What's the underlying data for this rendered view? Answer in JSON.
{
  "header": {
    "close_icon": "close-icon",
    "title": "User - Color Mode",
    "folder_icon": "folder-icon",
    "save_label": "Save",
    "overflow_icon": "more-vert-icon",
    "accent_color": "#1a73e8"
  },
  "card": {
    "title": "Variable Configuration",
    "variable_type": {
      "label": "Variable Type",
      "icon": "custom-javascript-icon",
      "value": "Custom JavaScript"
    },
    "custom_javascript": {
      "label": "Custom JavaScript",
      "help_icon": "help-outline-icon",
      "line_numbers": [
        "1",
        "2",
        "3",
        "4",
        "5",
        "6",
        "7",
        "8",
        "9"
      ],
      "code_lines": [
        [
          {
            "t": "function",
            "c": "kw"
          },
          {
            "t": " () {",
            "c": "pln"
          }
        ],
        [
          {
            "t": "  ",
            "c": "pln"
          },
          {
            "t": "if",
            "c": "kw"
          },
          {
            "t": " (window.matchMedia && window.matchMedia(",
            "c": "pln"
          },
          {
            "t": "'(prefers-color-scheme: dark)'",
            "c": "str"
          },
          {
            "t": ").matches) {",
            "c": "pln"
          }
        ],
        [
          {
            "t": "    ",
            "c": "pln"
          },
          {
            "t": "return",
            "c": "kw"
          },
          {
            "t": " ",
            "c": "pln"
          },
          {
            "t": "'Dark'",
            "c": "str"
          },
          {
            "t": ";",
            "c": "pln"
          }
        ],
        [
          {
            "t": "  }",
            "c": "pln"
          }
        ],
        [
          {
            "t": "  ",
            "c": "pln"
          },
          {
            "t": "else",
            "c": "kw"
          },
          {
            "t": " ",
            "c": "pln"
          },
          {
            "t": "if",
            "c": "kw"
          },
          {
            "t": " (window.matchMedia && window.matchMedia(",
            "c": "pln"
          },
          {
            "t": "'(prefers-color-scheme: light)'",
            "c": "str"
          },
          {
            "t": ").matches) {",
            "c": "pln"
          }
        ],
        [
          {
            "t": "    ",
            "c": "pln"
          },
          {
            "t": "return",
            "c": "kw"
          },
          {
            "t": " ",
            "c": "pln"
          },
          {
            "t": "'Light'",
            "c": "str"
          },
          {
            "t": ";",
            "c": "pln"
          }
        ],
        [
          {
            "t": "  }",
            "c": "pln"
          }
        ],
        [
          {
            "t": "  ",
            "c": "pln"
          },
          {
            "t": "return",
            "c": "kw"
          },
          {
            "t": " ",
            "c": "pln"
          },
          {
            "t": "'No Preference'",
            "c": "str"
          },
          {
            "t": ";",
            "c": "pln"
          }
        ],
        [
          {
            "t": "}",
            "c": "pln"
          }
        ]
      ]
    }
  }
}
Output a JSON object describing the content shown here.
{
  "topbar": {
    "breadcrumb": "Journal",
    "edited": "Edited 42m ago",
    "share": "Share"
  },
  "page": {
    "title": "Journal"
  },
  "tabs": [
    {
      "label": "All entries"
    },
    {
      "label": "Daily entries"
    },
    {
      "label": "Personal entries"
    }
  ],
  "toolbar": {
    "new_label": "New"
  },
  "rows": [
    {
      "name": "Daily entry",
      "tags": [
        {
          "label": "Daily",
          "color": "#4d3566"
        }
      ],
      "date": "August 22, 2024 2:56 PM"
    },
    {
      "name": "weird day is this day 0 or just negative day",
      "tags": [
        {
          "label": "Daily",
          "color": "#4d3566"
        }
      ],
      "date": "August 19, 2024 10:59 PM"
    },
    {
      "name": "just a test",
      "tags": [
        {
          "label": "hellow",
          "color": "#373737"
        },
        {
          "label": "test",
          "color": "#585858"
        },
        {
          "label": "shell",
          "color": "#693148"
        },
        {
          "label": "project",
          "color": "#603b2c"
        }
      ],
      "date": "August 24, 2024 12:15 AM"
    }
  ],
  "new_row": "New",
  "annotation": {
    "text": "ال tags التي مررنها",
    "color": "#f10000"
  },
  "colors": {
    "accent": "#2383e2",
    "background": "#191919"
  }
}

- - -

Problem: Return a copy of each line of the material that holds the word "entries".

Result for this exercise:
      "label": "All entries"
      "label": "Daily entries"
      "label": "Personal entries"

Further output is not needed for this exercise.